[[ Source information, beginning ]]

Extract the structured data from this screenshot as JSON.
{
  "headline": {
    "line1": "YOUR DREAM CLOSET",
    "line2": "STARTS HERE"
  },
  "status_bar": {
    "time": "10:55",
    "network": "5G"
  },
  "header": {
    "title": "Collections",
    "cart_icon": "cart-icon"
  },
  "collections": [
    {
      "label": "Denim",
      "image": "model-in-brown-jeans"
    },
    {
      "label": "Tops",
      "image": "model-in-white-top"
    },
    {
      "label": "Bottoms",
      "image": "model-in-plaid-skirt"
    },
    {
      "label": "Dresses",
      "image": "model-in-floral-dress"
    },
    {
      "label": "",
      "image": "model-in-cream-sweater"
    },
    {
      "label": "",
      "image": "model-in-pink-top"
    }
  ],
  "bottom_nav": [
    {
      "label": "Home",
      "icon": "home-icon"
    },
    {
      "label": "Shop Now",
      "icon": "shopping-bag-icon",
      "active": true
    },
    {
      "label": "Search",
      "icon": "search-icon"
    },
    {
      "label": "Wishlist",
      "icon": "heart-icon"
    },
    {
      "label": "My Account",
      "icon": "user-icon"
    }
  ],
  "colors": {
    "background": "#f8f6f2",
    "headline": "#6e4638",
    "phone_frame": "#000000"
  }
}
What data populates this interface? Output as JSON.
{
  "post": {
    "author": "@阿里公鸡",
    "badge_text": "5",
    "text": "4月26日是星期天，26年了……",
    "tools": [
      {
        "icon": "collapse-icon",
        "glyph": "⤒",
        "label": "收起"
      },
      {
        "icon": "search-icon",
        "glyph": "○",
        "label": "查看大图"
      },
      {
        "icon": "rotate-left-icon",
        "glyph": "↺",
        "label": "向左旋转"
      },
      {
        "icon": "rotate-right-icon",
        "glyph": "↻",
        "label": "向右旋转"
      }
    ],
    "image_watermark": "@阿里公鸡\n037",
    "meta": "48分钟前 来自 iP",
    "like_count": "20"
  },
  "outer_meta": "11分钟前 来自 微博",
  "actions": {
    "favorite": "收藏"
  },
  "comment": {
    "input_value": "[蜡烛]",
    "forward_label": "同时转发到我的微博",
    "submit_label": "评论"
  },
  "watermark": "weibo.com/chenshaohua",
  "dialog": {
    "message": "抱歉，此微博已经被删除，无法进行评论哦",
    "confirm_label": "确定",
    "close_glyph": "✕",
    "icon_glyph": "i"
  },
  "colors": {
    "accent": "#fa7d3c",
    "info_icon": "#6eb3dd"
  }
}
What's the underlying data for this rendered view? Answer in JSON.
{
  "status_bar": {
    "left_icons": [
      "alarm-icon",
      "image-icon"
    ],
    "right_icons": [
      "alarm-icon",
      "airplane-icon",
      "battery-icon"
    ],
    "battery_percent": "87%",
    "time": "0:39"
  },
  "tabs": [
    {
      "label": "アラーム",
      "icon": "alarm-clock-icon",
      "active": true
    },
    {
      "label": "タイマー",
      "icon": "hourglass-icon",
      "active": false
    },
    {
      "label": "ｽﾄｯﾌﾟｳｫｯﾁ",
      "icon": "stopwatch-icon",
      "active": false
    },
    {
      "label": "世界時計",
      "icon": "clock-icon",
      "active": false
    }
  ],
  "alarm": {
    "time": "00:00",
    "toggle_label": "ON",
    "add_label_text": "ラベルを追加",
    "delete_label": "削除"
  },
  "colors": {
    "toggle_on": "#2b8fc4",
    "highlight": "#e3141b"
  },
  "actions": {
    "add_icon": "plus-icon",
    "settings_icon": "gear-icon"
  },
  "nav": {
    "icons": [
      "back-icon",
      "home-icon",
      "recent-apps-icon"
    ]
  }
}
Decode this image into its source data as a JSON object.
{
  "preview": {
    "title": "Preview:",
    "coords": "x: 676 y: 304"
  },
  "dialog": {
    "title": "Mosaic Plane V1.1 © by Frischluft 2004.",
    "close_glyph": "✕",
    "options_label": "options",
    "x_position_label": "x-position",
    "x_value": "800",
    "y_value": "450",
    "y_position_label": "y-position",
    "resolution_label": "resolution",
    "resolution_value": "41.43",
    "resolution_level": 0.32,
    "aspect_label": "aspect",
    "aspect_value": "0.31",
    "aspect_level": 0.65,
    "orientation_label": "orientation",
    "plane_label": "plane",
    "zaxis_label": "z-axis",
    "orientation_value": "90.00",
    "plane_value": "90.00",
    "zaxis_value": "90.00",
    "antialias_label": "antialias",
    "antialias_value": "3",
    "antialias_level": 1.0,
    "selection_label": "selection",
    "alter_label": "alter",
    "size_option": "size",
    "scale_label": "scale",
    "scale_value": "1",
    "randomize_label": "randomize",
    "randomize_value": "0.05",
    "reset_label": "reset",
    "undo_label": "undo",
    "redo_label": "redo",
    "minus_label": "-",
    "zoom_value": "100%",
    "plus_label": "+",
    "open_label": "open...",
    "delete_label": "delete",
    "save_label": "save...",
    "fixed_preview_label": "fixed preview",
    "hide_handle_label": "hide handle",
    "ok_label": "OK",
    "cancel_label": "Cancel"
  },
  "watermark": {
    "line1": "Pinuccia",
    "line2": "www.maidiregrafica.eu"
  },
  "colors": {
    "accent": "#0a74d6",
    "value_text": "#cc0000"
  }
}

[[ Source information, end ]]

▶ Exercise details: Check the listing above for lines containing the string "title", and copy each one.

▶ Task response:
    "title": "Collections",
    "title": "Preview:",
    "title": "Mosaic Plane V1.1 © by Frischluft 2004.",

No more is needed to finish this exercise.